── Given entries

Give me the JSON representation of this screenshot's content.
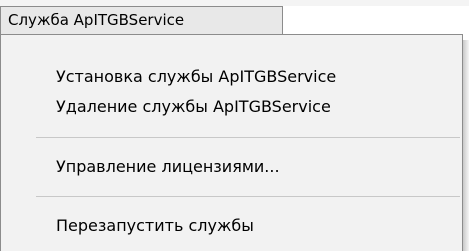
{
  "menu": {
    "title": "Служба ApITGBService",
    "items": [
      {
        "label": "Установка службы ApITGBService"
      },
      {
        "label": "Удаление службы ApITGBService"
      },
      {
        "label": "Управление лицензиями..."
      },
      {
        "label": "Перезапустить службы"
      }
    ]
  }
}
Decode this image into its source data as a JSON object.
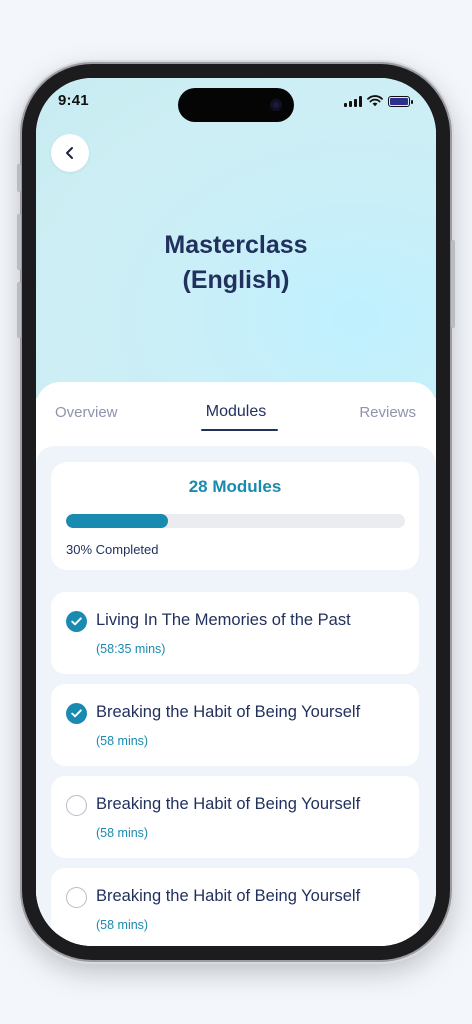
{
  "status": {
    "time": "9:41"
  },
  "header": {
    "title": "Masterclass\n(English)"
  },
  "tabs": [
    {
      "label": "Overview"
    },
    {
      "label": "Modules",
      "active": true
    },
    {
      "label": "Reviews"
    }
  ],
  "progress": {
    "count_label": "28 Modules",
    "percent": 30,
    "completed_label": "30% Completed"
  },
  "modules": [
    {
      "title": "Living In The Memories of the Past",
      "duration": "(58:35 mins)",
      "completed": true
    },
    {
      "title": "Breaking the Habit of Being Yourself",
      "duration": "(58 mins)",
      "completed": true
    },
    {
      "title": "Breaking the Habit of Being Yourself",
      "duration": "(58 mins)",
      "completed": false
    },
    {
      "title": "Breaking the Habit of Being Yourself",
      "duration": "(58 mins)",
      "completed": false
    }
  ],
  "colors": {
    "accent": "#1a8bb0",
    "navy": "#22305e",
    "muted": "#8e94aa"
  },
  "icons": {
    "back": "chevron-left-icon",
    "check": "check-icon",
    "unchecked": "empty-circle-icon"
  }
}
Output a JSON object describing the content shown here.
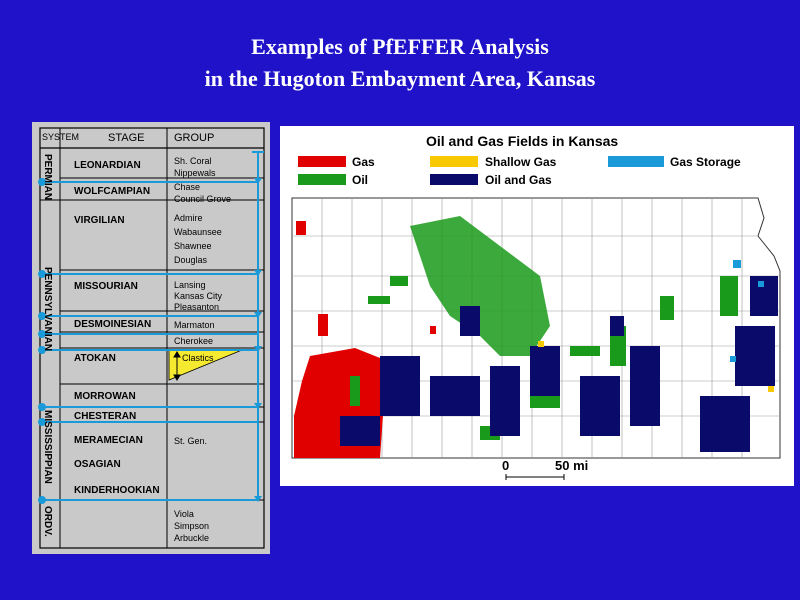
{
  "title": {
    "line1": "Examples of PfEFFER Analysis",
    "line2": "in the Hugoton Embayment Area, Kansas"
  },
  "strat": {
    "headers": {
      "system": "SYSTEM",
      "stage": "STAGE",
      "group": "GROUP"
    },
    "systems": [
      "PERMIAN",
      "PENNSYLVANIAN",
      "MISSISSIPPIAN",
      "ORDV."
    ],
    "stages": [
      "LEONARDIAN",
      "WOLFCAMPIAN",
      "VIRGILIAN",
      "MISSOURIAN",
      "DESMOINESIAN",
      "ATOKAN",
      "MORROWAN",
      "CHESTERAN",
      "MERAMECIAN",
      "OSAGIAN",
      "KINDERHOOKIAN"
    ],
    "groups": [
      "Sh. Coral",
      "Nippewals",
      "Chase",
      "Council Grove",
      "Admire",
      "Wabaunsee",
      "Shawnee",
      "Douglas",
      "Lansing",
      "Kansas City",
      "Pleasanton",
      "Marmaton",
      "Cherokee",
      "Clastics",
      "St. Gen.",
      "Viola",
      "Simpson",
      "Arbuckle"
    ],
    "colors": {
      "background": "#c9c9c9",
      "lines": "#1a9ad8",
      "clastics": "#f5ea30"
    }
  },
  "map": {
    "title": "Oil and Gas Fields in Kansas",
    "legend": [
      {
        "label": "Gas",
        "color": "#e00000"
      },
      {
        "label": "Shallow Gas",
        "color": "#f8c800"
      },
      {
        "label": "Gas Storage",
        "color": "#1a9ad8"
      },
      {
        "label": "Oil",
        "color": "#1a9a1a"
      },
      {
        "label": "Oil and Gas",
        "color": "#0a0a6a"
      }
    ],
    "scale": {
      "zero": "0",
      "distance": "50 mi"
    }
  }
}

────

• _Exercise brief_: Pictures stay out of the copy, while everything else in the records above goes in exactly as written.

• _Your response_:
Give me the JSON representation of this screenshot's content.
{
  "menu": {
    "title": "Служба ApITGBService",
    "items": [
      {
        "label": "Установка службы ApITGBService"
      },
      {
        "label": "Удаление службы ApITGBService"
      },
      {
        "label": "Управление лицензиями..."
      },
      {
        "label": "Перезапустить службы"
      }
    ]
  }
}
Decode this image into its source data as a JSON object.
{
  "status": {
    "time": "9:41"
  },
  "header": {
    "title": "Masterclass\n(English)"
  },
  "tabs": [
    {
      "label": "Overview"
    },
    {
      "label": "Modules",
      "active": true
    },
    {
      "label": "Reviews"
    }
  ],
  "progress": {
    "count_label": "28 Modules",
    "percent": 30,
    "completed_label": "30% Completed"
  },
  "modules": [
    {
      "title": "Living In The Memories of the Past",
      "duration": "(58:35 mins)",
      "completed": true
    },
    {
      "title": "Breaking the Habit of Being Yourself",
      "duration": "(58 mins)",
      "completed": true
    },
    {
      "title": "Breaking the Habit of Being Yourself",
      "duration": "(58 mins)",
      "completed": false
    },
    {
      "title": "Breaking the Habit of Being Yourself",
      "duration": "(58 mins)",
      "completed": false
    }
  ],
  "colors": {
    "accent": "#1a8bb0",
    "navy": "#22305e",
    "muted": "#8e94aa"
  },
  "icons": {
    "back": "chevron-left-icon",
    "check": "check-icon",
    "unchecked": "empty-circle-icon"
  }
}
Output a JSON object describing the content shown here.
{
  "title": {
    "line1": "Examples of PfEFFER Analysis",
    "line2": "in the Hugoton Embayment Area, Kansas"
  },
  "strat": {
    "headers": {
      "system": "SYSTEM",
      "stage": "STAGE",
      "group": "GROUP"
    },
    "systems": [
      "PERMIAN",
      "PENNSYLVANIAN",
      "MISSISSIPPIAN",
      "ORDV."
    ],
    "stages": [
      "LEONARDIAN",
      "WOLFCAMPIAN",
      "VIRGILIAN",
      "MISSOURIAN",
      "DESMOINESIAN",
      "ATOKAN",
      "MORROWAN",
      "CHESTERAN",
      "MERAMECIAN",
      "OSAGIAN",
      "KINDERHOOKIAN"
    ],
    "groups": [
      "Sh. Coral",
      "Nippewals",
      "Chase",
      "Council Grove",
      "Admire",
      "Wabaunsee",
      "Shawnee",
      "Douglas",
      "Lansing",
      "Kansas City",
      "Pleasanton",
      "Marmaton",
      "Cherokee",
      "Clastics",
      "St. Gen.",
      "Viola",
      "Simpson",
      "Arbuckle"
    ],
    "colors": {
      "background": "#c9c9c9",
      "lines": "#1a9ad8",
      "clastics": "#f5ea30"
    }
  },
  "map": {
    "title": "Oil and Gas Fields in Kansas",
    "legend": [
      {
        "label": "Gas",
        "color": "#e00000"
      },
      {
        "label": "Shallow Gas",
        "color": "#f8c800"
      },
      {
        "label": "Gas Storage",
        "color": "#1a9ad8"
      },
      {
        "label": "Oil",
        "color": "#1a9a1a"
      },
      {
        "label": "Oil and Gas",
        "color": "#0a0a6a"
      }
    ],
    "scale": {
      "zero": "0",
      "distance": "50 mi"
    }
  }
}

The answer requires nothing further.